Prompt:
All lines containing the string "likes" must be copied from the entries.

App and web page records:
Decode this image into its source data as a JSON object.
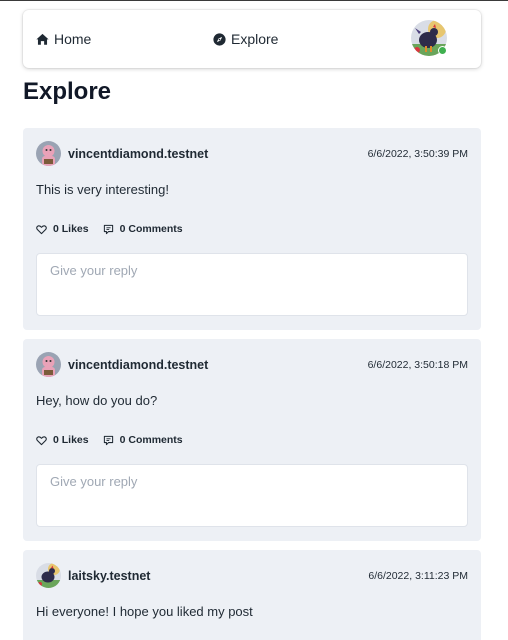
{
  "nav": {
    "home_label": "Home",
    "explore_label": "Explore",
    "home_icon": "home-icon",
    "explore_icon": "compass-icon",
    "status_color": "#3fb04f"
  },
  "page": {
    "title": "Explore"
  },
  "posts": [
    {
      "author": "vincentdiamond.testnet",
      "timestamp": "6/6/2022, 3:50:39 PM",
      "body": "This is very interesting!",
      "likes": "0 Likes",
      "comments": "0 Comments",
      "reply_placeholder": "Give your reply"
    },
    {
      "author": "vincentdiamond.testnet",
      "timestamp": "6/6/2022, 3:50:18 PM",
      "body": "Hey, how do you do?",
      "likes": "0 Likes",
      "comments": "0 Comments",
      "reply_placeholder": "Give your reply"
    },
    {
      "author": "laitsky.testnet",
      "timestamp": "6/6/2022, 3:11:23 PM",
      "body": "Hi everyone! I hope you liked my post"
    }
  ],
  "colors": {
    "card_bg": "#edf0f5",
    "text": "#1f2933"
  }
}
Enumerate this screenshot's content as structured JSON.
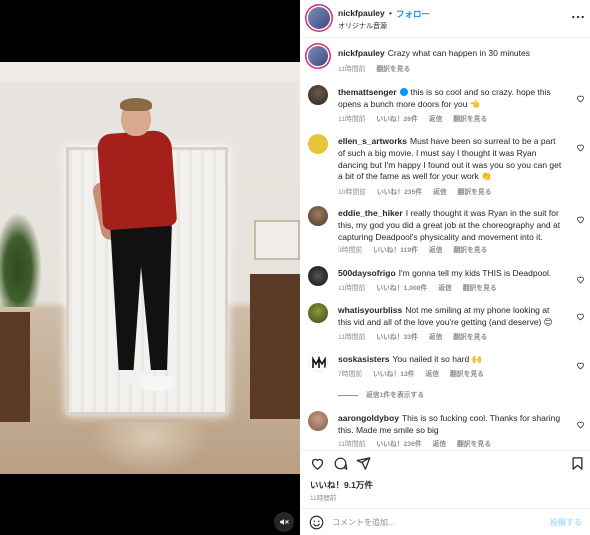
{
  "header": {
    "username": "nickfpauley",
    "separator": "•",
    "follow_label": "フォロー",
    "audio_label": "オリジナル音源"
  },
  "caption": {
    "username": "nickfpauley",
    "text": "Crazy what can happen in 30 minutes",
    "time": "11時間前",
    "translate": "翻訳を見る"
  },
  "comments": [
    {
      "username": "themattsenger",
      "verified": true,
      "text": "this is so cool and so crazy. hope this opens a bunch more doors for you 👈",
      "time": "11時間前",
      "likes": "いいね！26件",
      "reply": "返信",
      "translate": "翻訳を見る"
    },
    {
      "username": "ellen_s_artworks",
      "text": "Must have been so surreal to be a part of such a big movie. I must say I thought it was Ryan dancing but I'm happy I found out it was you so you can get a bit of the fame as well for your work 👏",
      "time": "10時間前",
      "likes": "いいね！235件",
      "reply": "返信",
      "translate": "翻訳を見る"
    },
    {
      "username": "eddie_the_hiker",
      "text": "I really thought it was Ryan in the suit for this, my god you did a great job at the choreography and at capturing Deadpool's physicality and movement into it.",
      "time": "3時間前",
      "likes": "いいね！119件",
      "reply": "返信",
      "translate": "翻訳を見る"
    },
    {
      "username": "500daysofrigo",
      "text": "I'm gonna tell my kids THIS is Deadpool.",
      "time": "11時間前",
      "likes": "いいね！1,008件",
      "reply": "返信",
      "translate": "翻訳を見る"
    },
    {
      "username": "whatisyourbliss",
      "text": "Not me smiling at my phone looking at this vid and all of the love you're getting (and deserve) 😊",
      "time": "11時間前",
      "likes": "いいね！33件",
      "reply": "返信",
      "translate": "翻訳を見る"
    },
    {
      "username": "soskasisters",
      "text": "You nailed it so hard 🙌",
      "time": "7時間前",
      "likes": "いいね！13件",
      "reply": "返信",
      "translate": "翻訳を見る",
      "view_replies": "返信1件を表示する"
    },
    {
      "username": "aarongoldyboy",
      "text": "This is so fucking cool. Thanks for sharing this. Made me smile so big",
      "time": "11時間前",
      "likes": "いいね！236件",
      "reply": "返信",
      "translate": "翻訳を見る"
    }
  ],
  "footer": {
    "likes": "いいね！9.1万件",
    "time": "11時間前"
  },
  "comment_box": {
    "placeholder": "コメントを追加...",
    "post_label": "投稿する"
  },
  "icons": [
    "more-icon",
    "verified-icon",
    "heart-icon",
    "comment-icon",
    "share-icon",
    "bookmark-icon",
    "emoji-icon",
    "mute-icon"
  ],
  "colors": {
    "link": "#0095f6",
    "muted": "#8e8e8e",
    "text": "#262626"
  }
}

Result of this task:
      "likes": "0 Likes",
      "likes": "0 Likes",
      "likes": "いいね！26件",
      "likes": "いいね！235件",
      "likes": "いいね！119件",
      "likes": "いいね！1,008件",
      "likes": "いいね！33件",
      "likes": "いいね！13件",
      "likes": "いいね！236件",
    "likes": "いいね！9.1万件",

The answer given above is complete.